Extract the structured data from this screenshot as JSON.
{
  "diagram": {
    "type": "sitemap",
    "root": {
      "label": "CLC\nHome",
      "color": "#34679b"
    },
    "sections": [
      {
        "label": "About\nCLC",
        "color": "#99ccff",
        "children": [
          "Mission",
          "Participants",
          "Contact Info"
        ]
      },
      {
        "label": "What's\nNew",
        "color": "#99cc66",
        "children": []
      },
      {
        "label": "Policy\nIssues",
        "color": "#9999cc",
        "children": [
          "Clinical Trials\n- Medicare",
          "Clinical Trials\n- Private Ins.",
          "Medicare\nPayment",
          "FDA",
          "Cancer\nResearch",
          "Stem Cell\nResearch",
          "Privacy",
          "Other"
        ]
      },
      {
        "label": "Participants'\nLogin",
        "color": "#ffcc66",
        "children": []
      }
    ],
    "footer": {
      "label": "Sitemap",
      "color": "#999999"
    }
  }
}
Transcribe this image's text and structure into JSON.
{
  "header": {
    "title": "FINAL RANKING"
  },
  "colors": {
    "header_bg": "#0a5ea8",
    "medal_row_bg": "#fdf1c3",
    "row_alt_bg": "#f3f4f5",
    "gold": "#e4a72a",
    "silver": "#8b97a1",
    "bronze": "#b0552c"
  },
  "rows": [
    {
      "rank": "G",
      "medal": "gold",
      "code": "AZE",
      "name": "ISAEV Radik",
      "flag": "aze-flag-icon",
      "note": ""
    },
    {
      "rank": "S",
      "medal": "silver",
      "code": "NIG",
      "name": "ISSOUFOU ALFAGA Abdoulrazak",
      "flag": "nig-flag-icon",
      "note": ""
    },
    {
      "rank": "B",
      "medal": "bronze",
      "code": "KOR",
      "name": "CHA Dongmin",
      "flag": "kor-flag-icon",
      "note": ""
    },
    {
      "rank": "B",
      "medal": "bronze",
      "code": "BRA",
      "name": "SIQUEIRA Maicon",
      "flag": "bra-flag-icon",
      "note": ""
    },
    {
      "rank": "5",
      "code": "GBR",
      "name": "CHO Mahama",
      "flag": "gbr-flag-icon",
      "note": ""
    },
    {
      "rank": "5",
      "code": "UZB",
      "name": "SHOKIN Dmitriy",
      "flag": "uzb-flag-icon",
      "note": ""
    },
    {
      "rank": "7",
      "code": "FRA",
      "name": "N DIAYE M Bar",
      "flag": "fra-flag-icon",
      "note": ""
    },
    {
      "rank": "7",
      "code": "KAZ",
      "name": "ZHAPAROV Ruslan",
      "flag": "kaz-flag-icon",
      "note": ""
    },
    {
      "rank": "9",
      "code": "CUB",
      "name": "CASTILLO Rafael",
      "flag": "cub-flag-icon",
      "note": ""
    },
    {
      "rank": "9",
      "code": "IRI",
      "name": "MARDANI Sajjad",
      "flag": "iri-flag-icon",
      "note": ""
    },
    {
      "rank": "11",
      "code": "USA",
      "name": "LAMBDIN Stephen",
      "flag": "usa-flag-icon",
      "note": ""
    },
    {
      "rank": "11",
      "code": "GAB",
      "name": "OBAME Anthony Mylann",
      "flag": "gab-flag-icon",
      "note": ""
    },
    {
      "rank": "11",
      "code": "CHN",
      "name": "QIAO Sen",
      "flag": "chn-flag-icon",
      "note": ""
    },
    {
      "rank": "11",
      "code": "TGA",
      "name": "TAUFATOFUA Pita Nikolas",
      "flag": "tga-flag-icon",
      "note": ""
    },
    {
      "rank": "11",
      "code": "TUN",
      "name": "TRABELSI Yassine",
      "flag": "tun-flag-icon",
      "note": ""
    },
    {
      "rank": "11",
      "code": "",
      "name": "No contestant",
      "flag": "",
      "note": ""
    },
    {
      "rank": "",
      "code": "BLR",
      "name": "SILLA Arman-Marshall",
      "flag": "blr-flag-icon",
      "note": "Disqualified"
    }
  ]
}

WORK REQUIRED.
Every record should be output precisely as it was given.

RESPONSE BELOW.
Extract the structured data from this screenshot as JSON.
{
  "diagram": {
    "type": "sitemap",
    "root": {
      "label": "CLC\nHome",
      "color": "#34679b"
    },
    "sections": [
      {
        "label": "About\nCLC",
        "color": "#99ccff",
        "children": [
          "Mission",
          "Participants",
          "Contact Info"
        ]
      },
      {
        "label": "What's\nNew",
        "color": "#99cc66",
        "children": []
      },
      {
        "label": "Policy\nIssues",
        "color": "#9999cc",
        "children": [
          "Clinical Trials\n- Medicare",
          "Clinical Trials\n- Private Ins.",
          "Medicare\nPayment",
          "FDA",
          "Cancer\nResearch",
          "Stem Cell\nResearch",
          "Privacy",
          "Other"
        ]
      },
      {
        "label": "Participants'\nLogin",
        "color": "#ffcc66",
        "children": []
      }
    ],
    "footer": {
      "label": "Sitemap",
      "color": "#999999"
    }
  }
}
Transcribe this image's text and structure into JSON.
{
  "header": {
    "title": "FINAL RANKING"
  },
  "colors": {
    "header_bg": "#0a5ea8",
    "medal_row_bg": "#fdf1c3",
    "row_alt_bg": "#f3f4f5",
    "gold": "#e4a72a",
    "silver": "#8b97a1",
    "bronze": "#b0552c"
  },
  "rows": [
    {
      "rank": "G",
      "medal": "gold",
      "code": "AZE",
      "name": "ISAEV Radik",
      "flag": "aze-flag-icon",
      "note": ""
    },
    {
      "rank": "S",
      "medal": "silver",
      "code": "NIG",
      "name": "ISSOUFOU ALFAGA Abdoulrazak",
      "flag": "nig-flag-icon",
      "note": ""
    },
    {
      "rank": "B",
      "medal": "bronze",
      "code": "KOR",
      "name": "CHA Dongmin",
      "flag": "kor-flag-icon",
      "note": ""
    },
    {
      "rank": "B",
      "medal": "bronze",
      "code": "BRA",
      "name": "SIQUEIRA Maicon",
      "flag": "bra-flag-icon",
      "note": ""
    },
    {
      "rank": "5",
      "code": "GBR",
      "name": "CHO Mahama",
      "flag": "gbr-flag-icon",
      "note": ""
    },
    {
      "rank": "5",
      "code": "UZB",
      "name": "SHOKIN Dmitriy",
      "flag": "uzb-flag-icon",
      "note": ""
    },
    {
      "rank": "7",
      "code": "FRA",
      "name": "N DIAYE M Bar",
      "flag": "fra-flag-icon",
      "note": ""
    },
    {
      "rank": "7",
      "code": "KAZ",
      "name": "ZHAPAROV Ruslan",
      "flag": "kaz-flag-icon",
      "note": ""
    },
    {
      "rank": "9",
      "code": "CUB",
      "name": "CASTILLO Rafael",
      "flag": "cub-flag-icon",
      "note": ""
    },
    {
      "rank": "9",
      "code": "IRI",
      "name": "MARDANI Sajjad",
      "flag": "iri-flag-icon",
      "note": ""
    },
    {
      "rank": "11",
      "code": "USA",
      "name": "LAMBDIN Stephen",
      "flag": "usa-flag-icon",
      "note": ""
    },
    {
      "rank": "11",
      "code": "GAB",
      "name": "OBAME Anthony Mylann",
      "flag": "gab-flag-icon",
      "note": ""
    },
    {
      "rank": "11",
      "code": "CHN",
      "name": "QIAO Sen",
      "flag": "chn-flag-icon",
      "note": ""
    },
    {
      "rank": "11",
      "code": "TGA",
      "name": "TAUFATOFUA Pita Nikolas",
      "flag": "tga-flag-icon",
      "note": ""
    },
    {
      "rank": "11",
      "code": "TUN",
      "name": "TRABELSI Yassine",
      "flag": "tun-flag-icon",
      "note": ""
    },
    {
      "rank": "11",
      "code": "",
      "name": "No contestant",
      "flag": "",
      "note": ""
    },
    {
      "rank": "",
      "code": "BLR",
      "name": "SILLA Arman-Marshall",
      "flag": "blr-flag-icon",
      "note": "Disqualified"
    }
  ]
}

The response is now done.